* _DESCRIPTION OF THE TASK_
Pull every line containing "pointer" out of the material below.

* _TASK DATA_
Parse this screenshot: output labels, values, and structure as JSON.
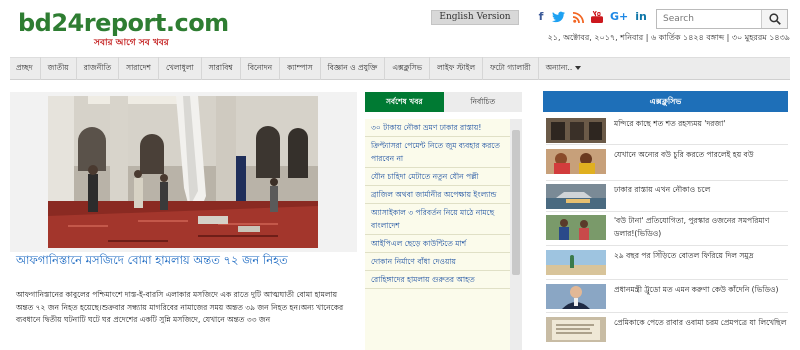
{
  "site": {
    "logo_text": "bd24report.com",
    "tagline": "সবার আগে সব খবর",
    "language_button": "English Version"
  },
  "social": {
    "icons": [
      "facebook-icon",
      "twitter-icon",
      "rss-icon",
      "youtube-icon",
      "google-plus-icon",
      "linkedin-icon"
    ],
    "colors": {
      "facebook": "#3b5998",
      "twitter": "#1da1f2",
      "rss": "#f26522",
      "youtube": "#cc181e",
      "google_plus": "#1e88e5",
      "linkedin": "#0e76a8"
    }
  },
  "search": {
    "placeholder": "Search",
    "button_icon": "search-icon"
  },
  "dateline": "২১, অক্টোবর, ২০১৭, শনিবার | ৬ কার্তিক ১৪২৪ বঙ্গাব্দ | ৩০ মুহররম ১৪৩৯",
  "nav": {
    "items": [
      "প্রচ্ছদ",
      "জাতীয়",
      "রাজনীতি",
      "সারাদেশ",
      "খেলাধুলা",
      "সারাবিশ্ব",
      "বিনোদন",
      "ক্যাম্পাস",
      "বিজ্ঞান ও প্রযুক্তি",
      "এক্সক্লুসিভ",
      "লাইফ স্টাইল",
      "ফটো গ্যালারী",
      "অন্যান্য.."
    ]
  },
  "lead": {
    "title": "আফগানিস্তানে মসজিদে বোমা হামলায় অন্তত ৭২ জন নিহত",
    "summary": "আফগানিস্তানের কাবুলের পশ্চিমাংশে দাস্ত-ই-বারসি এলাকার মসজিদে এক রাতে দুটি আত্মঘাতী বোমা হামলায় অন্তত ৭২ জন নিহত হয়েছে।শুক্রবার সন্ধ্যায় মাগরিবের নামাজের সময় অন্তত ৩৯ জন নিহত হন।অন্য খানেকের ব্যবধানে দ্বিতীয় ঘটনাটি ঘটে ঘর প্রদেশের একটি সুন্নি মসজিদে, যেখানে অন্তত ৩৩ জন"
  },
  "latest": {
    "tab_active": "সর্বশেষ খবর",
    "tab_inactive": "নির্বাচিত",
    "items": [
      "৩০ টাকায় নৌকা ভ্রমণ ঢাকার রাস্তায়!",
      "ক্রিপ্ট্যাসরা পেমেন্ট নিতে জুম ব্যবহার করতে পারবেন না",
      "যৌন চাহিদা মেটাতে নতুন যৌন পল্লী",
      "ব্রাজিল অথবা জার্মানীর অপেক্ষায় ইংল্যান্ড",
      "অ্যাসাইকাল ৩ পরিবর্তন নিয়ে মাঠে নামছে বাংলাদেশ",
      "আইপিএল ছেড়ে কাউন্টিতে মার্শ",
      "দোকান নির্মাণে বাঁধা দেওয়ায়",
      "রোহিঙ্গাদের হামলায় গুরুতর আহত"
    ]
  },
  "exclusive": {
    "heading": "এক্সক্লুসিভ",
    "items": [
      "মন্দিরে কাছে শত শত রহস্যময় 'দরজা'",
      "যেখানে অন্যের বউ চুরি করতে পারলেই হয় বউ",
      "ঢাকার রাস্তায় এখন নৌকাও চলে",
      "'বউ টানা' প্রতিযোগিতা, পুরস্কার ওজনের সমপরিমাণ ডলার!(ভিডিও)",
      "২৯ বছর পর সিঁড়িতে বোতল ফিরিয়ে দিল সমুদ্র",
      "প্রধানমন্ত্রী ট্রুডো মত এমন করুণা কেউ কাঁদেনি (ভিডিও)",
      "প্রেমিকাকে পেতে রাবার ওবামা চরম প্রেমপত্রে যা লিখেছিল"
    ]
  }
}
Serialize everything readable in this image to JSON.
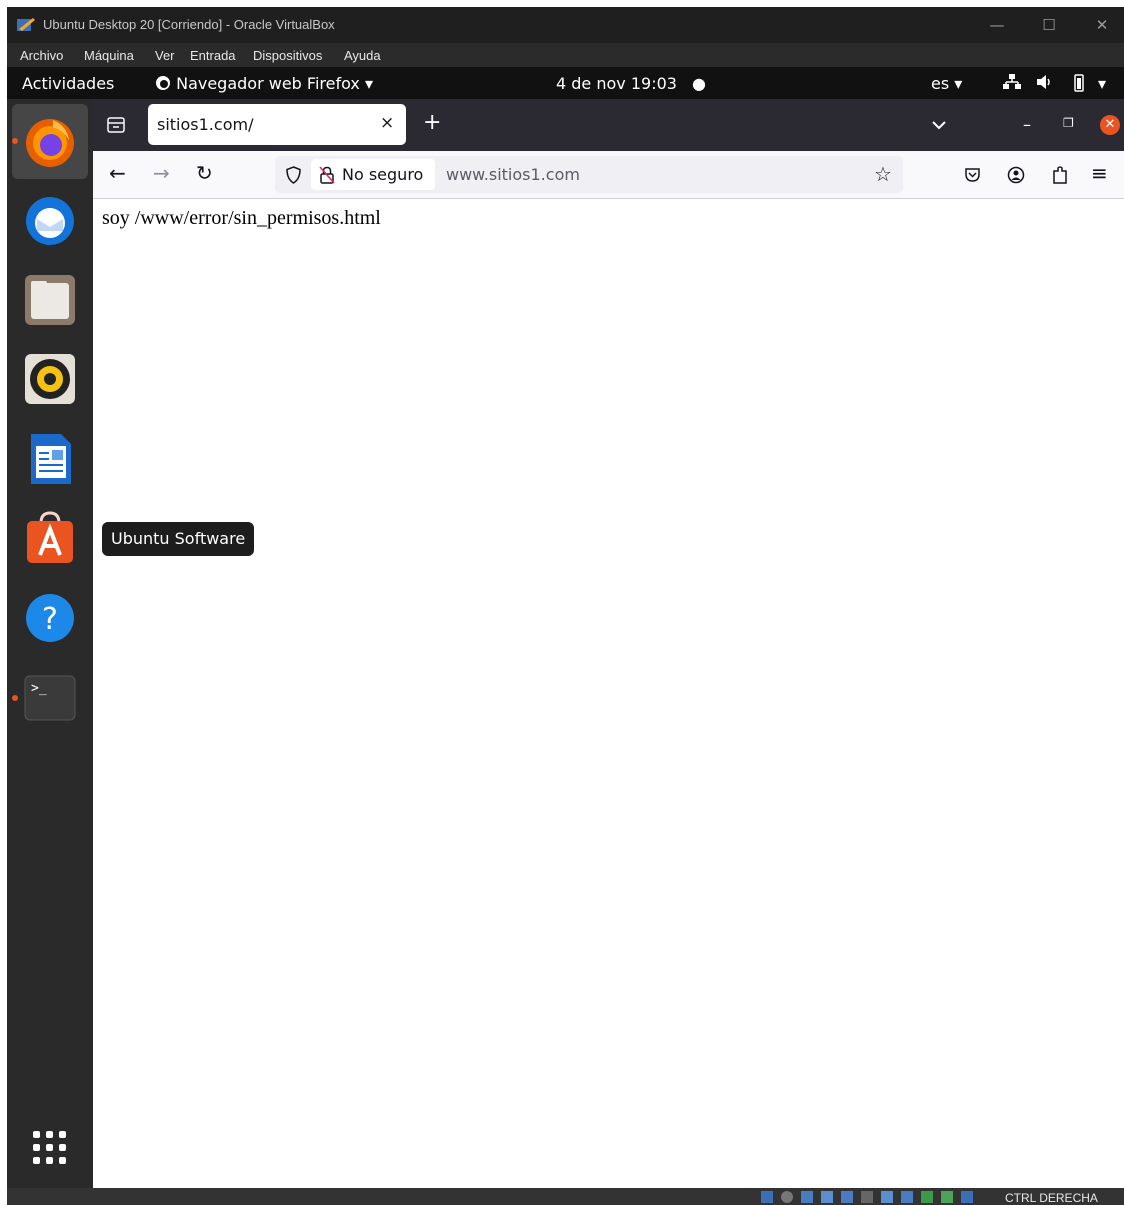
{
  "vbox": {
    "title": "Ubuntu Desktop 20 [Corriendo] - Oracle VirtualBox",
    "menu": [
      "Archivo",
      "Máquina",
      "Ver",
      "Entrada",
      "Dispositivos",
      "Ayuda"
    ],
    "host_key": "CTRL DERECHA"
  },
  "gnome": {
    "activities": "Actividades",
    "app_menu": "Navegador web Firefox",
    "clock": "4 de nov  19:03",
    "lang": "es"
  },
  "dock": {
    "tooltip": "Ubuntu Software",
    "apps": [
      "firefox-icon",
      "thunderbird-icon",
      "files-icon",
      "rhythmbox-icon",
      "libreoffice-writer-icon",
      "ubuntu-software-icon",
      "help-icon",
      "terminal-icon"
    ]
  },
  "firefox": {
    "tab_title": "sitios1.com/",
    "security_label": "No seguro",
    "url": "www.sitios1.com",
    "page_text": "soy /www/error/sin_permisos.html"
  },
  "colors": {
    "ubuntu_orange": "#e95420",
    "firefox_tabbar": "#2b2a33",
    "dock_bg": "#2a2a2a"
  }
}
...
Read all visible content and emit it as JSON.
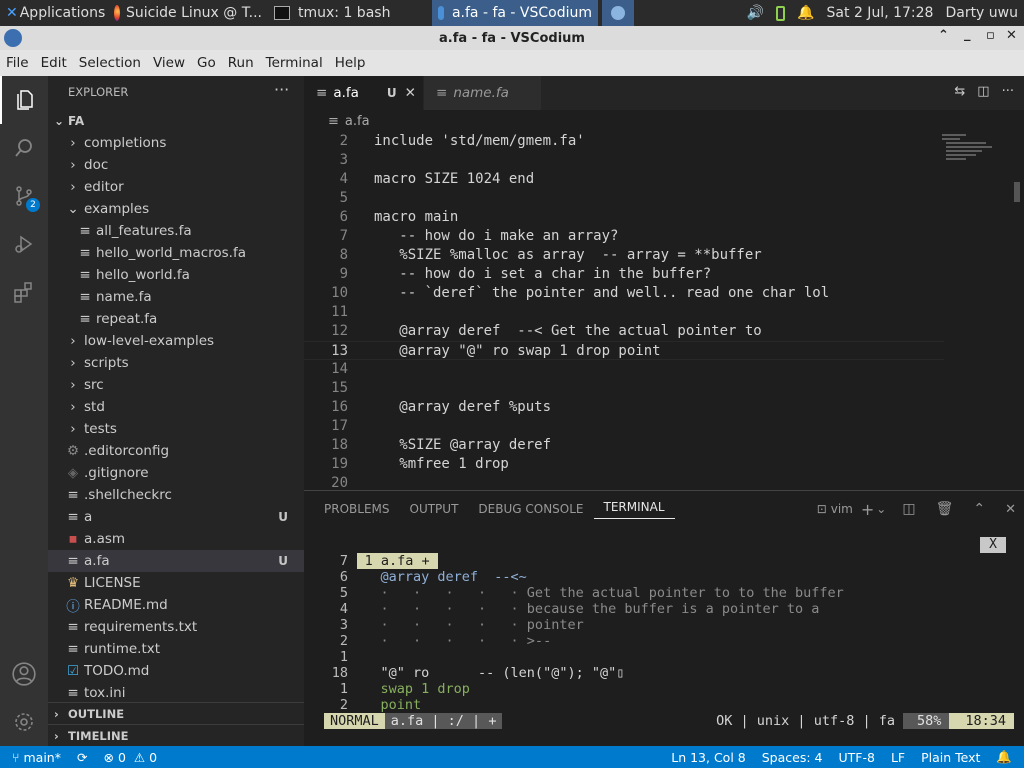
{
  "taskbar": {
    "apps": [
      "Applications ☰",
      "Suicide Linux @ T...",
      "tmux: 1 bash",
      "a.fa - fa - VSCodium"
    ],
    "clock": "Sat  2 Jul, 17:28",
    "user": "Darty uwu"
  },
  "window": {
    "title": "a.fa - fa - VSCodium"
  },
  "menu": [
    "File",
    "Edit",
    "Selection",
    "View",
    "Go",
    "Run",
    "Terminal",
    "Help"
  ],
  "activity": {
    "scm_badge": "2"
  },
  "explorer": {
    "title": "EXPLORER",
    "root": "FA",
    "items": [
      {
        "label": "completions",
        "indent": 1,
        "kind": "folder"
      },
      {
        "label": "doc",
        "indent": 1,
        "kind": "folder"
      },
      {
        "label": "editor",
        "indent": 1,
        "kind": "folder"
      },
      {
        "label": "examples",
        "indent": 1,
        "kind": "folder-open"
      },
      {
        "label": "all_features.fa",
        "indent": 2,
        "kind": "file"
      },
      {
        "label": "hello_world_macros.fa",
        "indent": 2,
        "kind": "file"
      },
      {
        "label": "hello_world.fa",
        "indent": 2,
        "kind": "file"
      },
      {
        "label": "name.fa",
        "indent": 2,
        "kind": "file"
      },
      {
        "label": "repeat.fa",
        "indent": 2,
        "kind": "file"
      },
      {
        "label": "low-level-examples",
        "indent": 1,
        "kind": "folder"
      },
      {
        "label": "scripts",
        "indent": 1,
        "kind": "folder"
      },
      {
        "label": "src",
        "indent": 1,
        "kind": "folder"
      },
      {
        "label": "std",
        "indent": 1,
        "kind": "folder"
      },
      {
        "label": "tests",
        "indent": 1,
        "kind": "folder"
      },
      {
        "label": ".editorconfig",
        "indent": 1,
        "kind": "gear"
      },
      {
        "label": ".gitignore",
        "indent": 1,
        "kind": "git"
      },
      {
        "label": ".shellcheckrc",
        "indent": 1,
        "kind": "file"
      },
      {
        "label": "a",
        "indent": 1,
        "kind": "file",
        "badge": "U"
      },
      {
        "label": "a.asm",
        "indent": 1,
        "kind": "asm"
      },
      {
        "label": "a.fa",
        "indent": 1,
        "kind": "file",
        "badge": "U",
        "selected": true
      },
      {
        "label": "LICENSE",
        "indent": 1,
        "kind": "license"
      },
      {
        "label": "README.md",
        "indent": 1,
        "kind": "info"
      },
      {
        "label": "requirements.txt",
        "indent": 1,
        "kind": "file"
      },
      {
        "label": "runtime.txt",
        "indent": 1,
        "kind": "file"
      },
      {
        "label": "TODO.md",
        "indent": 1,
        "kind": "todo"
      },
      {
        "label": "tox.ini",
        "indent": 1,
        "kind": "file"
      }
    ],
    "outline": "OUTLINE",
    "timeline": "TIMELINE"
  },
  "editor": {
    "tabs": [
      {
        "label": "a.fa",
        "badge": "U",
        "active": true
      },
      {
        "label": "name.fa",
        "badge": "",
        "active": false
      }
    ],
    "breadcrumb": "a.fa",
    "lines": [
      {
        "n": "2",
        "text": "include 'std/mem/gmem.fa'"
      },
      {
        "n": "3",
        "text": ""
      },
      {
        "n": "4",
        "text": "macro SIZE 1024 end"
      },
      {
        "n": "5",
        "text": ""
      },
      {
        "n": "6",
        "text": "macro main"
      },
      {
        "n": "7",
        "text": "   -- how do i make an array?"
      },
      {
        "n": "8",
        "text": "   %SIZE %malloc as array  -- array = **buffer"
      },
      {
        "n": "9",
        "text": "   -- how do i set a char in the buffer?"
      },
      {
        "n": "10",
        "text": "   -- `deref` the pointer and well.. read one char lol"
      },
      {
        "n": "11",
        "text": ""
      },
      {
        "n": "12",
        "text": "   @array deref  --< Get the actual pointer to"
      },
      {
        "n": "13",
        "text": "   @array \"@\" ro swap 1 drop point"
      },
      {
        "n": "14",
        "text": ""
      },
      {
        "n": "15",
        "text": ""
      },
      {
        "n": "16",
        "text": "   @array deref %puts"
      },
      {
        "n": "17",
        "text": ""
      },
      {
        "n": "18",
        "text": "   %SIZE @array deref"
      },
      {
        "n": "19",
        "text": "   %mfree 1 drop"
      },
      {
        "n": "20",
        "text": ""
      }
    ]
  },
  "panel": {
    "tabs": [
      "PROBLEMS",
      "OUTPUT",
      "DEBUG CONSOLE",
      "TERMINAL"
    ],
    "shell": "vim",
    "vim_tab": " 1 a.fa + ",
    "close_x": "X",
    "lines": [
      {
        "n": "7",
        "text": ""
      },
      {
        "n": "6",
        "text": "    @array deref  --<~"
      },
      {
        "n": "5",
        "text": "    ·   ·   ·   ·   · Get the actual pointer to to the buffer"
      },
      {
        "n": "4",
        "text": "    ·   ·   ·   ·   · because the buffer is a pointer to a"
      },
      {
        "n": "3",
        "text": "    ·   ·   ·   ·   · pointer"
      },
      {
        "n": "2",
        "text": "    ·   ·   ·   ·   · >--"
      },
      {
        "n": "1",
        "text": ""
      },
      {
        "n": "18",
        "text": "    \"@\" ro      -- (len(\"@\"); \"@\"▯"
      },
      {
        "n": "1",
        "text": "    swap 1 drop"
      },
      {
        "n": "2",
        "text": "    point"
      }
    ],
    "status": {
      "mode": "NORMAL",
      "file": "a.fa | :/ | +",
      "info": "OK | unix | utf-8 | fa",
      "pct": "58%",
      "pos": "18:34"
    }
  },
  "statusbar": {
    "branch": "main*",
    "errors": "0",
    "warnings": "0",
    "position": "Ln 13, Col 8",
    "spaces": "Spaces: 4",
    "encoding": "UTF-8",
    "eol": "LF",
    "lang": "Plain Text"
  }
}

* _SOLUTION TO THIS TASK_
        "text": "   -- `deref` the pointer and well.. read one char lol"
        "text": "   @array deref  --< Get the actual pointer to"
        "text": "    ·   ·   ·   ·   · Get the actual pointer to to the buffer"
        "text": "    ·   ·   ·   ·   · because the buffer is a pointer to a"
        "text": "    ·   ·   ·   ·   · pointer"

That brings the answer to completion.